118 SCRA 557; Sichangco vs. Commissioner of Immigration, 94 SCRA 61 and Eusebio vs. Sociedad
Agricola de Balarin, 16 SCRA 569.)
Same; Contempt, defined; Motion to cite respondents in contempt, untenable; Reasons.Contempt of
court has been defined as a defiance of the authority, justice or dignity of the court; such conduct as
tends to bring the authority and administration of the law into disrespect or to interfere with or prejudice
parties litigant or their witnesses during litigation. (Halili vs. Court of Industrial Relations, 136 SCRA 57
[1985]). In the case at bar, there appears to be no defiance of authority by the mere filing by
respondents of a motion for reconsideration of the resolution of November 12, 1986. In fact respondent
school explained that the intervenors were actually reinstated as such faculty members after the
issuance of the temporary mandatory injunction.
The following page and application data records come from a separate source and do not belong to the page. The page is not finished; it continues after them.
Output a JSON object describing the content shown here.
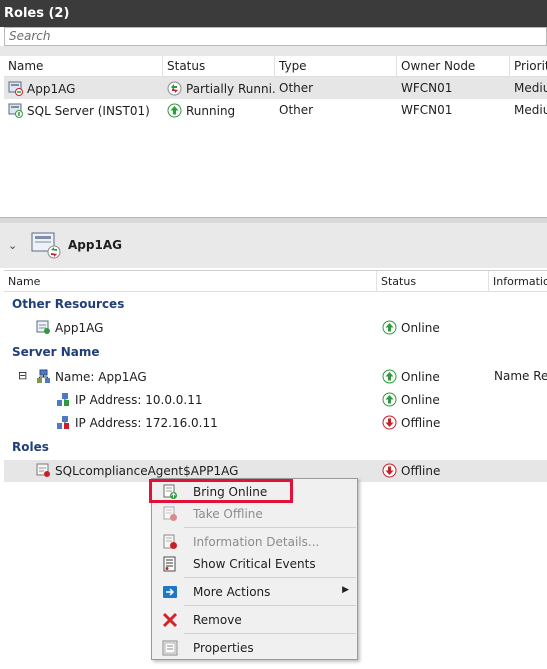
{
  "roles_panel": {
    "title": "Roles (2)",
    "search_placeholder": "Search",
    "columns": [
      "Name",
      "Status",
      "Type",
      "Owner Node",
      "Priority"
    ],
    "rows": [
      {
        "name": "App1AG",
        "status": "Partially Runni...",
        "type": "Other",
        "owner": "WFCN01",
        "priority": "Medium",
        "status_icon": "partial-running-icon",
        "selected": true
      },
      {
        "name": "SQL Server (INST01)",
        "status": "Running",
        "type": "Other",
        "owner": "WFCN01",
        "priority": "Medium",
        "status_icon": "running-icon",
        "selected": false
      }
    ]
  },
  "detail_panel": {
    "title": "App1AG",
    "columns": [
      "Name",
      "Status",
      "Information"
    ],
    "groups": {
      "other_resources": "Other Resources",
      "server_name": "Server Name",
      "roles": "Roles"
    },
    "items": {
      "app1ag": {
        "name": "App1AG",
        "status": "Online"
      },
      "name_app1ag": {
        "name": "Name: App1AG",
        "status": "Online",
        "info": "Name Res",
        "expander": "⊟"
      },
      "ip1": {
        "name": "IP Address: 10.0.0.11",
        "status": "Online"
      },
      "ip2": {
        "name": "IP Address: 172.16.0.11",
        "status": "Offline"
      },
      "agent": {
        "name": "SQLcomplianceAgent$APP1AG",
        "status": "Offline"
      }
    }
  },
  "context_menu": {
    "items": [
      {
        "label": "Bring Online",
        "enabled": true,
        "icon": "bring-online-icon"
      },
      {
        "label": "Take Offline",
        "enabled": false,
        "icon": "take-offline-icon"
      },
      {
        "label": "Information Details...",
        "enabled": false,
        "icon": "information-details-icon"
      },
      {
        "label": "Show Critical Events",
        "enabled": true,
        "icon": "critical-events-icon"
      },
      {
        "label": "More Actions",
        "enabled": true,
        "icon": "more-actions-icon",
        "submenu": true
      },
      {
        "label": "Remove",
        "enabled": true,
        "icon": "remove-icon"
      },
      {
        "label": "Properties",
        "enabled": true,
        "icon": "properties-icon"
      }
    ],
    "highlighted": "Bring Online"
  },
  "colors": {
    "titlebar": "#3b3b3b",
    "group_header": "#1f3e7a",
    "online_green": "#2e9b3a",
    "offline_red": "#c8202a",
    "highlight_box": "#e0123a"
  }
}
Thus, in the compliance submitted by said school on
November 20,1986, it manifested that without prejudice to the investigation to be conducted by the
school authorities, x x x and in order that dislocations may not result with respect to the academic
activities of the students and the distribution of teaching loads among the teachers, the respondent
school has created new classes for the petitioners and the intervening teachers beginning November
20,1986. [Alcuaz vs. PSBA, QC Branch, 161 SCRA 7(1988)]
PARAS, J.:
This is a petition for review on certiorari and prohibition with motion for preliminary
mandatory injunction seeking to nullify the